■ Saved data entries ■
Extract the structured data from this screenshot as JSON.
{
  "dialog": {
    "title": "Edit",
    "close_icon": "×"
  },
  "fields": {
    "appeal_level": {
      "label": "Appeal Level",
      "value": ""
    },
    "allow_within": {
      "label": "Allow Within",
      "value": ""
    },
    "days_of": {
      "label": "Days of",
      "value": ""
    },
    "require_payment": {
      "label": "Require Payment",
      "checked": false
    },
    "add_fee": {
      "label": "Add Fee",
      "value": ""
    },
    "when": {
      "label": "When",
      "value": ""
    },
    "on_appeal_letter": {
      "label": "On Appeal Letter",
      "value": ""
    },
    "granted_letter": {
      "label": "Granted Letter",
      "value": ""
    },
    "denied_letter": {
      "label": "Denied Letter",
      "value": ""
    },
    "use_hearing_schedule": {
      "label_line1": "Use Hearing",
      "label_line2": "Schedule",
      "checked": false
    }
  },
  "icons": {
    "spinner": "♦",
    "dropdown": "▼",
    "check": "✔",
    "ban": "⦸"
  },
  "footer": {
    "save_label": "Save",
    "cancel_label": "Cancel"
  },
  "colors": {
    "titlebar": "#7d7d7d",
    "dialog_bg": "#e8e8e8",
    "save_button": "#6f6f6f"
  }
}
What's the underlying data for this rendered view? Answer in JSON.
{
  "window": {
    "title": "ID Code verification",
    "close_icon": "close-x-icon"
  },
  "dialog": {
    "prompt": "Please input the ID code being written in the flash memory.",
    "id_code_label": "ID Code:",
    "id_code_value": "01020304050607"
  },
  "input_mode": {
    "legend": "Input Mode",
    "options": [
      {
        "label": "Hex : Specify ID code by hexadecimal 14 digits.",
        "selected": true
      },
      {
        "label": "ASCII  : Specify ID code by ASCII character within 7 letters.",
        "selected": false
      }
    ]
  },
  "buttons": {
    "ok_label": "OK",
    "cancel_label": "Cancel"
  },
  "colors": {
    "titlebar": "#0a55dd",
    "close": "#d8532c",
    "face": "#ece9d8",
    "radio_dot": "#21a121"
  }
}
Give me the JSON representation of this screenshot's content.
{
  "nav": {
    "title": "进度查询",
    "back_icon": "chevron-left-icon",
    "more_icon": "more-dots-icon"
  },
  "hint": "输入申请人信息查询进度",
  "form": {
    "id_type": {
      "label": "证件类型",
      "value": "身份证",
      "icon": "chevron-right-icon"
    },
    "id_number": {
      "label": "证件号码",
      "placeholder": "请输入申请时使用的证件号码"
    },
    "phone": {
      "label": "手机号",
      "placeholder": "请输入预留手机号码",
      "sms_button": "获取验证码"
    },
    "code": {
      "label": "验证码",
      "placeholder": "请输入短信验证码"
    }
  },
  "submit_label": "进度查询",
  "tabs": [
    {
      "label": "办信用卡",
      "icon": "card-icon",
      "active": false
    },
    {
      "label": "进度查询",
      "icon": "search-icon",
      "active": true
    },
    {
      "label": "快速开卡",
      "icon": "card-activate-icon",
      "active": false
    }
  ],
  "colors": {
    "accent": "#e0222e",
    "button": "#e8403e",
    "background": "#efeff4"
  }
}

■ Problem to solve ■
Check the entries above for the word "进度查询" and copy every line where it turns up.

■ Answer for this exercise ■
    "title": "进度查询",
  "submit_label": "进度查询",
      "label": "进度查询",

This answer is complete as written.